LAW & ORDER
The three people accused of killing an Arivaca girl and her father in May will likely be tried during at least two separate trials.
In Pima County Superior Court, Judge John Leonardo agreed Monday to try Jason Bush separately from his co-defendants. Leonardo scheduled Bush's trial for Nov. 2, 2010, and the trial of Shawna Forde and Albert Gaxiola for Jan. 4, 2011.
Forde's and Gaxiola's attorneys want their clients to get their own separate trials, too, but Leonardo declined to split them up, defense attorney Eric Larsen said.
Larsen, one of Forde's attorneys, said he has been given permission to ask for a severance again in the future.
The three are accused of killing Brisenia Flores, 9, and Raul Flores, 29, and trying to kill Gina Marie Gonzalez.
Gonzalez called 911 on May 30 to report that several men and a woman claiming to be police officers forced their way into her home. She told authorities that one of the men killed her daughter and husband, and wounded her in the leg.
Sheriff Clarence Dupnik said at the time that Raul Flores was suspected of being a drug dealer, and the three suspects targeted the house with the intention of stealing money and drugs.
Forde's relatives said Forde had talked about robbing drug traffickers on the Arizona-Mexico border to fund a group called Minutemen American Defense to fight illegal immigration and drug trafficking.
Bush, another member of Minutemen American Defense, also is charged with two murders in Washington state.
Forde's and Gaxiola's attorneys believe separate trials are needed because it would be impossible for a jury to believe one of the defendants "without excluding the defense" of the other.
According to court documents, Larsen said if Gaxiola points the finger at Forde, she would want to tell jurors about Gaxiola's drug ties and convictions.
She also would point out a friend of Gaxiola's, who has not been charged in this case, "most fits the description" of the man who was seen with Gaxiola "scouting the victims' residence."

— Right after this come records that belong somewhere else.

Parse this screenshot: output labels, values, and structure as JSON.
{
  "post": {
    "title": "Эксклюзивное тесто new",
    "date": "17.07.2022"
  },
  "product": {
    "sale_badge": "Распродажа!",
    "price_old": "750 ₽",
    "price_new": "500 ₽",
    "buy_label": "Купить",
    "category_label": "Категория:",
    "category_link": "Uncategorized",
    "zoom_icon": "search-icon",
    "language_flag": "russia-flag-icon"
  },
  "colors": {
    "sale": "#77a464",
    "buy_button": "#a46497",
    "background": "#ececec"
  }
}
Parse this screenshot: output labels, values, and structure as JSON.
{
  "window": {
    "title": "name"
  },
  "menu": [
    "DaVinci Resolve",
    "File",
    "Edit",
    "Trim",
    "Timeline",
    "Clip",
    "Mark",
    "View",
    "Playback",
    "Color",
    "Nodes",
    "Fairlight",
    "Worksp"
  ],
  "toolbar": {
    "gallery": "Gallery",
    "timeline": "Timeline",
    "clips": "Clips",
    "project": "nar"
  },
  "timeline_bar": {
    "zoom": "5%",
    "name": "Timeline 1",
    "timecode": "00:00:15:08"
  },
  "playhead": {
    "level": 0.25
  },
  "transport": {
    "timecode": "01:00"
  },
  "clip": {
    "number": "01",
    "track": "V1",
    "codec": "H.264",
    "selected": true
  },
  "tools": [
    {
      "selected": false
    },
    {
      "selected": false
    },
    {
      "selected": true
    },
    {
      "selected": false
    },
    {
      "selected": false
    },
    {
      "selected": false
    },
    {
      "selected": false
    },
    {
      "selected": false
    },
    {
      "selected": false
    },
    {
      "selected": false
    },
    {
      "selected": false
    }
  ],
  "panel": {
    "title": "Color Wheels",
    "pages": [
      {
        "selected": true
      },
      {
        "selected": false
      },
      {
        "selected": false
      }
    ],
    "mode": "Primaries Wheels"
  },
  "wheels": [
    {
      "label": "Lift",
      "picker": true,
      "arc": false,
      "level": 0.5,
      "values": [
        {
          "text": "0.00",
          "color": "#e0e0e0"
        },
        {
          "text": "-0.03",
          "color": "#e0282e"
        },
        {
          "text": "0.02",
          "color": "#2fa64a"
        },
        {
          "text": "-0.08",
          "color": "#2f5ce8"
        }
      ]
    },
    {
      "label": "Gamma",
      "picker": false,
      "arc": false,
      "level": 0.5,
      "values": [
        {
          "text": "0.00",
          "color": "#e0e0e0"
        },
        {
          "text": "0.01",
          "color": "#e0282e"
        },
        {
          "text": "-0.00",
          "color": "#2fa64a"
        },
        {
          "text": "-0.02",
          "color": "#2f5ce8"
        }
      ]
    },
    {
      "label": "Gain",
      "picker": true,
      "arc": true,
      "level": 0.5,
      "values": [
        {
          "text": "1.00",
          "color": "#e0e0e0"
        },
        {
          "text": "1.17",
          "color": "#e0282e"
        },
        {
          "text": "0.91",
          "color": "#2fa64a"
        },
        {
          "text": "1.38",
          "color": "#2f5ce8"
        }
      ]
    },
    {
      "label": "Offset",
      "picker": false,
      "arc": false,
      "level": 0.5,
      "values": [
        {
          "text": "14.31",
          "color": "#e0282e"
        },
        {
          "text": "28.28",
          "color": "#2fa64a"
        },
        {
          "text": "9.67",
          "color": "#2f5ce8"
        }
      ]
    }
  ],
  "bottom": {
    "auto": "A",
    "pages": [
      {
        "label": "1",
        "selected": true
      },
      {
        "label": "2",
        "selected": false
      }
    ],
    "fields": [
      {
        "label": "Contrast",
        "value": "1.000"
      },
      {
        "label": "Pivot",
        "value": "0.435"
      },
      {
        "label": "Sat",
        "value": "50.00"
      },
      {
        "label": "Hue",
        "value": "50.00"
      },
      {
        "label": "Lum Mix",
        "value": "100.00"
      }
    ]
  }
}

Larsen also said text messages were sent that morning saying the "competition" was gone and "cops on scene, stay low." The text messages were sent from a phone Forde said she could prove was "associated" with Gaxiola and in the possession of one of the home invaders, Larsen wrote in his motion.
Even if Gaxiola and Forde's defenses aren't "mutually exclusive," the trials should be separate because Gaxiola would probably want to "inflame the passions" of the jury by telling them about Forde's association with the border defense movement, Larsen said.
Gaxiola's attorneys, Jack Lansdale and Steve West, contend Gaxiola wasn't inside the house when the victims were shot.
They want a separate trial because Bush told police he shot the victims under duress from Gaxiola, and they believe Forde probably will say the same thing.